Coca-Cola, one of many companies often blamed in the obesity debate, is taking a decidely active turn in its marketing around the globe to adress the issue. Alongside its stream of happiness-themed work, the beverage giant has produced ads promoting a "calories in, calories out" message in highly creative ways -- from charming to downright deceptive.
While obesity is a pronounced problem in the U.S., it's not yet as prevalent in all corners of the world. According to a Harvard analysis, more than 30% of the U.S. and Mexico are obese, but in countries like China, India and much of Africa, that figure is less than 10%. In France, Italy and Brazil, the figure is between 10% and 20%. Still, with obesity rates quickly rising – according to the World Health Organization obesity has nearly doubled since 1980 -- it's in Coca-Cola's best interest to get out ahead of the issue with a global approach to ads promoting movement.
"Coca-Cola is the most ubiquitous and inclusive brand, so the world's challenge becomes our challenge," said Wendy Clark, senior VP-global sparkling brand center at Coca-Cola. "We have to have discreet and visible ways to demonstrate we care. …We want to put our marketing prowess and muscle behind it."
"We have to get people moving, even in countries that may have less of an obesity challenge," Ms. Clark said. "We know we can deliver that message and…inspire teens to move through our marketing."Ms. Clark said that 20 of Coca-Cola's markets have already embraced advertising messages that encourage consumers to get moving, while another 20 will soon follow. The company also has 280 of what it calls "active, healthy living programs" in 115 countries. Those programs range from Copa Coca-Cola, a middle school soccer tournament, to America is Your Park recreation grants.
Here, some of Coca-Cola's most intriguing ideas to get consumers moving.
In Europe, wanna-be pound-droppers came across a mysterious newspaper ad touting a free magic weight-loss pill. But those who wanted it had to travel far and wide -- and past unexpected obstacles like staircases, barking dogs, damsels in distress and grannies with packages to carry. Turns out, they were all part of a big prank from Coca-Cola, created out of The Cyranos/McCann Worldgroup, to make the point that just a little bit of effort does more for your waistline than a convenient pill.
Happiness is Movement
The Cyranos/McCann Worldgroup was also behind this lively animated film directed by Johnny Kelly, the man behind the celebrated feel-good message from Chipotle, "Back to the Start." In this spot, Coke's happiness mantra ties directly to the idea of being healthy. An uplifting tune and whimsical animatronic images look back on a man's joyous moments--from meeting the love of his life to conceiving his child, posing the chicken-and-egg themed question -- are you happy because you move, or do you move because you're happy?

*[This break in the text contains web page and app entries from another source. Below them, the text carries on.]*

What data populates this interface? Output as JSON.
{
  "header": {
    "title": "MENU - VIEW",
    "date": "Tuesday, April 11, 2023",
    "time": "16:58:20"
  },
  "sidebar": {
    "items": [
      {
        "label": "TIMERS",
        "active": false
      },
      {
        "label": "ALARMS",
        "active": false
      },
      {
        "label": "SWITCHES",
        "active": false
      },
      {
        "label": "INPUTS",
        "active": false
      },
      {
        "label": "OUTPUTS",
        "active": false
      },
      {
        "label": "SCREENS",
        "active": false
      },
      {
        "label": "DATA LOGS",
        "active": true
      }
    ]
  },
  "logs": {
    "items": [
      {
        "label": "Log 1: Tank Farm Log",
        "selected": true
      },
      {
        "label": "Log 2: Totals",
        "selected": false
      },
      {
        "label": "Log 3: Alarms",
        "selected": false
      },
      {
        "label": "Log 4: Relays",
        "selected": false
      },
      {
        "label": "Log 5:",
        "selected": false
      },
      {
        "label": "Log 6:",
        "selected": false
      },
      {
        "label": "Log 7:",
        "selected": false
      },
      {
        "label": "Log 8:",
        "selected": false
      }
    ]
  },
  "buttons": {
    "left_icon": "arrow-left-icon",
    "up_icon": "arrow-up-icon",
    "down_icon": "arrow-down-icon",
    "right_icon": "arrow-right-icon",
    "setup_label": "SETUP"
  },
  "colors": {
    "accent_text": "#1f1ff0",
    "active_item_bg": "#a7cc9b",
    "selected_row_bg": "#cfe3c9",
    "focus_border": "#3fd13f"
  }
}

The Healthy Elevator
In Spain, SCPF Barcelona and Coke pulled a fast-one on mall-goers with a revolutionary new elevator. We won't spoil the surprise, but trust us, it's amazing.
This poignant, split-screen tale created out of David, Buenos Aires for the U.K. market juxtaposes the lives of two men -- one from yesteryear, and one from today. The man from the past lives a healthier lifestyle, full of smart food choices and routine exercise, while the modern-day gent would fare worse at the doctor's, thanks to his poor diet of processed and microwaved foods and his sedentary work and commuting habits. In a surprise twist, you'll see how their lives connect, and to whom we should be turning for healthy life lessons.
In this spot out of McCann and directed by Everynone for the Canadian market, Coca-Cola puts a fun calorie-counter on our everyday activities -- another reminder that happiness is about keeping that blood flowing, sometimes in the simplest of ways.
Coke pulled a Facebook with this mysterious spot out of Publicis Spain, starring a mysterious race who claims an irresistible power over humanity. Who are they? Wait for it. . .chairs! The somewhat silly scenario sets the perfect stage for people to -- um -- stand up, to the sedentary overlords.